Saudi Arabia has been staying out of Lebanese politics as its influence waned in the face of the rising power of its regional rival, Iran. Lebanon's Iranian-backed militant Hezbollah group has gained more power over the past decade. The U.S., the European Union and Gulf Arab countries, including Saudi Arabia, consider Hezbollah or its military wing a terrorist organization and have imposed sanctions on its officials and institutions.

U.S. Secretary of State Antony Blinken met with French and Saudi counterparts in Italy on the sidelines of the Group 20 meeting last month. Blinken said at the time they discussed Lebanon’s crisis and called on Lebanese politicians to show “real leadership.”

U.S. State Department spokesman Ned Price said Wednesday that a Lebanese government needs to be cohesive and responsive to the Lebanese people and put the public interests first. Price also said fundamental reforms are needed to rescue the Lebanese economy.

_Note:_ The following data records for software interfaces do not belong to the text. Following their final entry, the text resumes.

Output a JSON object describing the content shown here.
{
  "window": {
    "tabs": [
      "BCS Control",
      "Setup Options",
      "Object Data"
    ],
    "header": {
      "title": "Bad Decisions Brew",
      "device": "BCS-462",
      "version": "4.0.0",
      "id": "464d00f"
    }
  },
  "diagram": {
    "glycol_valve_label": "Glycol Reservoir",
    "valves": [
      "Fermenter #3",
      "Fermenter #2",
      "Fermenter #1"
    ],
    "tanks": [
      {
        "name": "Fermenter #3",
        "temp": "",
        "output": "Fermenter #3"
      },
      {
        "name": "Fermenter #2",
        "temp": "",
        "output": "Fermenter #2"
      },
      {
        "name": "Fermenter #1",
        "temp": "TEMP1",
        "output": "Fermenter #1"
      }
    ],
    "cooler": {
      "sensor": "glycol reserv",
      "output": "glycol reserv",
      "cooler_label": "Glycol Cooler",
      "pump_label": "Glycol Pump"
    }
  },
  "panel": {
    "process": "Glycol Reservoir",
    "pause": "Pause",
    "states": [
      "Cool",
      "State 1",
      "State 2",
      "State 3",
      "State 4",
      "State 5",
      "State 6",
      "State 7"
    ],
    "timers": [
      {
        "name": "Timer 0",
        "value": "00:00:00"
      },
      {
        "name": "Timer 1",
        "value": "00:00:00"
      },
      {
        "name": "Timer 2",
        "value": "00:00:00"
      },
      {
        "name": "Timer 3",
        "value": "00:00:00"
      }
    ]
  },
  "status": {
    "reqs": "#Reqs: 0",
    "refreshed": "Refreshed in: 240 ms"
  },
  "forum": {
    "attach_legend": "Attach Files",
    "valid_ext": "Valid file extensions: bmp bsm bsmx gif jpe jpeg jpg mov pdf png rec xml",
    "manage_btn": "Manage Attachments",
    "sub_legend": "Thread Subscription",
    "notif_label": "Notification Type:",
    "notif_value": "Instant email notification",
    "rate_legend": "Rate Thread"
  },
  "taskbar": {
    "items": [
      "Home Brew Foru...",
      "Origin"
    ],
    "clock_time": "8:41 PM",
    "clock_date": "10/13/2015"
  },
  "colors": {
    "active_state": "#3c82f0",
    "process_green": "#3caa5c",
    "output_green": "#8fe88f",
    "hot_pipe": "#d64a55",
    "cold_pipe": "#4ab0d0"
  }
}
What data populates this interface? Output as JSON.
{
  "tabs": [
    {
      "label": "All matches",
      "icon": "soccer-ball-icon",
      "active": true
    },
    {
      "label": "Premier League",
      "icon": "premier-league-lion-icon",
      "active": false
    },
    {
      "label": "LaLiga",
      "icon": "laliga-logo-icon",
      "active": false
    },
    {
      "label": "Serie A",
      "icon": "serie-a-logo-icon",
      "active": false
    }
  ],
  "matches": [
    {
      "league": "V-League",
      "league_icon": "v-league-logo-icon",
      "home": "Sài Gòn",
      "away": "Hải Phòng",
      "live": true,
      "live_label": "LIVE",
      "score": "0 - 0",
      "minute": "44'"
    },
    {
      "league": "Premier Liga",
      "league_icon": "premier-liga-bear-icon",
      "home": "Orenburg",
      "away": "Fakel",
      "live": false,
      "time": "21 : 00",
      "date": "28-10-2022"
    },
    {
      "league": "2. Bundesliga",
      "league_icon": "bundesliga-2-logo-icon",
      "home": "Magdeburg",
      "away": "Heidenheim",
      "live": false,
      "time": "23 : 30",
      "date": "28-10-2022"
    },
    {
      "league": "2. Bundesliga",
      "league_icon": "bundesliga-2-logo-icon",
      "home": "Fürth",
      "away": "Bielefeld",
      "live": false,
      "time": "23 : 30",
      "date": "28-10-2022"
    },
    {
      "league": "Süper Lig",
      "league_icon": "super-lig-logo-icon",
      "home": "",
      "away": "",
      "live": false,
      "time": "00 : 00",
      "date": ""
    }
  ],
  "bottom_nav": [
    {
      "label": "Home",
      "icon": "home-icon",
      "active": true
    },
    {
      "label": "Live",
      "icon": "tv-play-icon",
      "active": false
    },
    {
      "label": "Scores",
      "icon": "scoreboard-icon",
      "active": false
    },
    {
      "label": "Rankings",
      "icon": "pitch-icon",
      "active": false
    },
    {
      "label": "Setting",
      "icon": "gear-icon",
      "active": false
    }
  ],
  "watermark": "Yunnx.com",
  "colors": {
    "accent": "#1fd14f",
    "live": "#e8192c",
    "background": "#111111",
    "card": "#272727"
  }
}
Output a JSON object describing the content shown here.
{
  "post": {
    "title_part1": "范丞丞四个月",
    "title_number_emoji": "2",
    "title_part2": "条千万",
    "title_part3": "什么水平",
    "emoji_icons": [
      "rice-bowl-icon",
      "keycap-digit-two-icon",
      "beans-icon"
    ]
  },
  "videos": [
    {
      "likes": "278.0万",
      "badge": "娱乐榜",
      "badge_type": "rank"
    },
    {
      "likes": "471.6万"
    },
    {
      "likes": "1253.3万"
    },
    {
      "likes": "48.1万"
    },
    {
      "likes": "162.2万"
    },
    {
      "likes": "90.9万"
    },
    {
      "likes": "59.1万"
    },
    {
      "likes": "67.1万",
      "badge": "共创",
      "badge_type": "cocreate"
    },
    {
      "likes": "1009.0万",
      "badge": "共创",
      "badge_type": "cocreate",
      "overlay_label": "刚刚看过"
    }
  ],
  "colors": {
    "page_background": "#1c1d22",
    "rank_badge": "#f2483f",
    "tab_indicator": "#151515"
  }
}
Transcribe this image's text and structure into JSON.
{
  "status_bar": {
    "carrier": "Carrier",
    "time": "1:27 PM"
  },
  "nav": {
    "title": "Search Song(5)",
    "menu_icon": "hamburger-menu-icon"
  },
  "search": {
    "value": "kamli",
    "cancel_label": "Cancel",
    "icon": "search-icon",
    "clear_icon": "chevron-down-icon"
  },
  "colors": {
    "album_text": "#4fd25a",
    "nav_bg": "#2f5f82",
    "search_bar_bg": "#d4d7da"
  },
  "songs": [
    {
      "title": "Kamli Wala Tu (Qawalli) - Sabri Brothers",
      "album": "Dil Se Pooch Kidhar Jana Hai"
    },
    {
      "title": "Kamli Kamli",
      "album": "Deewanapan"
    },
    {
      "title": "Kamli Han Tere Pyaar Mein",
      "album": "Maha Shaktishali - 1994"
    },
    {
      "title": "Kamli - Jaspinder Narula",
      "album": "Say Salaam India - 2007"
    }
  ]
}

“Corruption, impunity, lawlessness have dogged successive governments and ultimately and most importantly, have drained the Lebanese people of much needed resources,” Price said.

Click the alert icon to follow topics: